But perhaps we can best see Mr. Rees’ criticism of modern culture in Chapter 13: How to Use an Electric Pencil Sharpener. He lists ways in which a troubadour-esque Artisanal Pencil Sharpener might identify a home in which an electric sharpener resides. Two of the criteria are: “Closely mowed lawn indicates a preoccupation with orderliness, and yet…Disorderly porch indicates limited free time” (Rees 132). A home containing an electric pencil sharpener is inhabited by individuals who want order but who do not have time for it. Whether the lack of time is from over-employment (from a recession in which more than one job is necessary or from a habit of spending too much time earning money to buy materials and services which one does not need) or badly invested energies and attention, this seems to be a symptom of our age. We want order/peace/etc. but do not go after this with what would amount to any serious vigor.
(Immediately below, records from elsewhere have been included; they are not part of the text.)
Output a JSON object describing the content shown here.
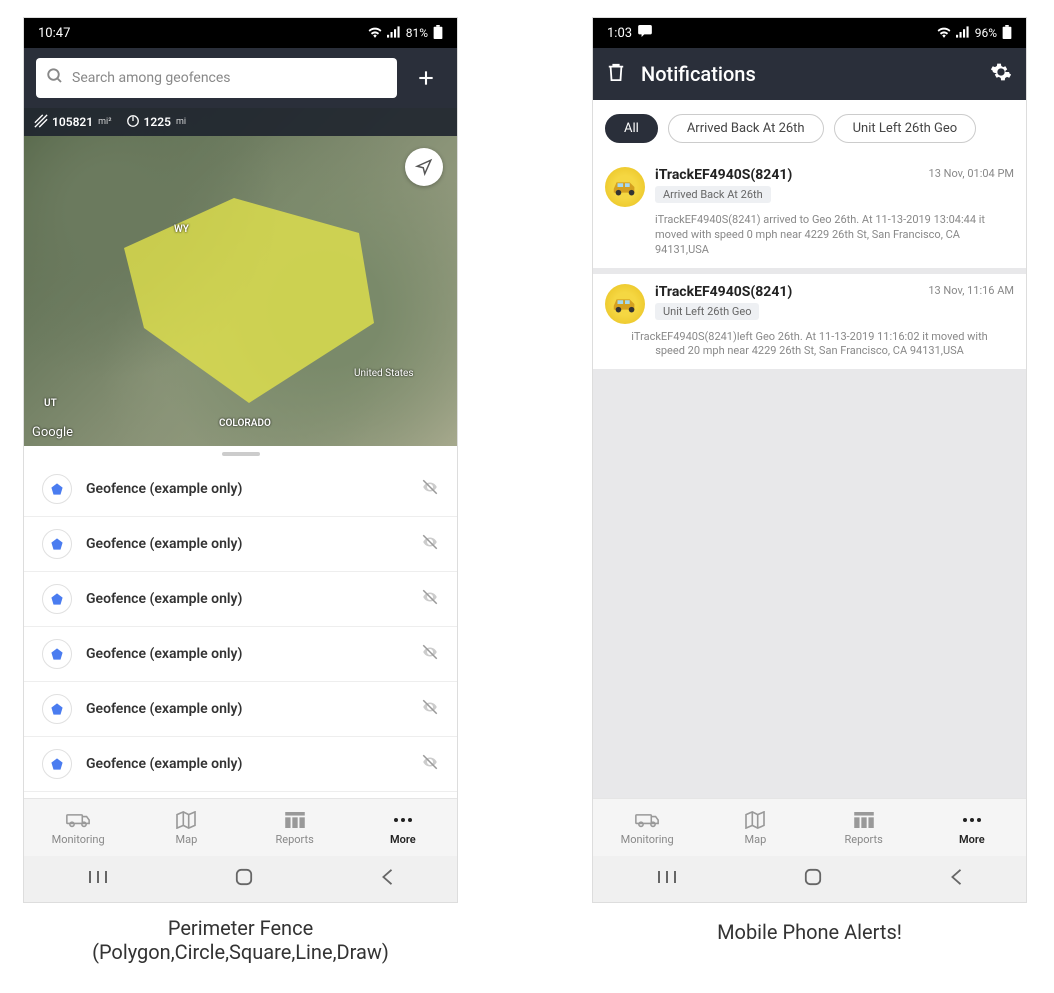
{
  "left": {
    "statusbar": {
      "time": "10:47",
      "battery": "81%"
    },
    "search": {
      "placeholder": "Search among geofences"
    },
    "map": {
      "area_val": "105821",
      "area_unit": "mi²",
      "perim_val": "1225",
      "perim_unit": "mi",
      "label_wy": "WY",
      "label_us": "United States",
      "label_ut": "UT",
      "label_co": "COLORADO",
      "google": "Google"
    },
    "geofences": [
      {
        "label": "Geofence (example only)"
      },
      {
        "label": "Geofence (example only)"
      },
      {
        "label": "Geofence (example only)"
      },
      {
        "label": "Geofence (example only)"
      },
      {
        "label": "Geofence (example only)"
      },
      {
        "label": "Geofence (example only)"
      }
    ],
    "nav": {
      "monitoring": "Monitoring",
      "map": "Map",
      "reports": "Reports",
      "more": "More"
    },
    "caption_line1": "Perimeter Fence",
    "caption_line2": "(Polygon,Circle,Square,Line,Draw)"
  },
  "right": {
    "statusbar": {
      "time": "1:03",
      "battery": "96%"
    },
    "header": {
      "title": "Notifications"
    },
    "filters": {
      "all": "All",
      "f1": "Arrived Back At 26th",
      "f2": "Unit Left 26th Geo"
    },
    "notifs": [
      {
        "title": "iTrackEF4940S(8241)",
        "tag": "Arrived Back At 26th",
        "time": "13 Nov, 01:04 PM",
        "body": "iTrackEF4940S(8241) arrived to Geo 26th.     At 11-13-2019 13:04:44 it moved with speed 0 mph near 4229 26th St, San Francisco, CA 94131,USA"
      },
      {
        "title": "iTrackEF4940S(8241)",
        "tag": "Unit Left 26th Geo",
        "time": "13 Nov, 11:16 AM",
        "body": "iTrackEF4940S(8241)left Geo 26th.     At 11-13-2019 11:16:02 it moved with speed 20 mph near 4229 26th St, San Francisco, CA 94131,USA"
      }
    ],
    "nav": {
      "monitoring": "Monitoring",
      "map": "Map",
      "reports": "Reports",
      "more": "More"
    },
    "caption": "Mobile Phone Alerts!"
  }
}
I might venture so far as to claim that a lot of the attention which Mr. Rees has received as a result of his business and his book proves him largely correct about our culture. We are not a people who enjoy craftsmanship in itself – at least not enough to actually pay for it. Comrades can witness the retreat of American pencil manufacturing in the name of profit and/or “lower prices!” to see the value which our society places on quality work – even when rejecting it means that the company for which our own Norman Rockwell painted ads moves production out of the USA. And, with the trend in “artisanal” stuff and services and foods, we see that we are seldom even willing to pay for craftsmanship – when we do – for its own sake. Rather, we pay a premium for artisanal coffees and foot scrubs because of a fad. Do we do this to assuage our consumer guilt because our hand-crafted breadbox is full of corn-fructosed breadstuffs from a discount store? Are we really connecting with craftspeople or our past/roots? Are we merely displaying our goodness for all to see when we buy hand-roasted spices? To be sure, there are those whose sincerity might match that of Mr. Rees. But I think a lot of people are paying attention because this is a person who truly takes craftsmanship seriously.
In any case, I can think of several reasons that I enjoyed this book and why I would heartily recommend it to Comrades everywhere. Stepping down from my accidental trip to the soapbox: This book is really a must-read for anyone interested in pencils. And there are well-placed lines likely to render you, as I was, doubled over in laughter. But what I enjoyed most about Mr. Rees’ book was reading something written with such sincerity by a person who obviously does what he does with care. His carefulness spreads onto the pages and leaves me regretful that I am not really careful enough about anything to write a whole book about it.
* Edit: I realize now how pretentious this probably sounds. My academic background is usually just the excuse I give for not having [m]any “skills.”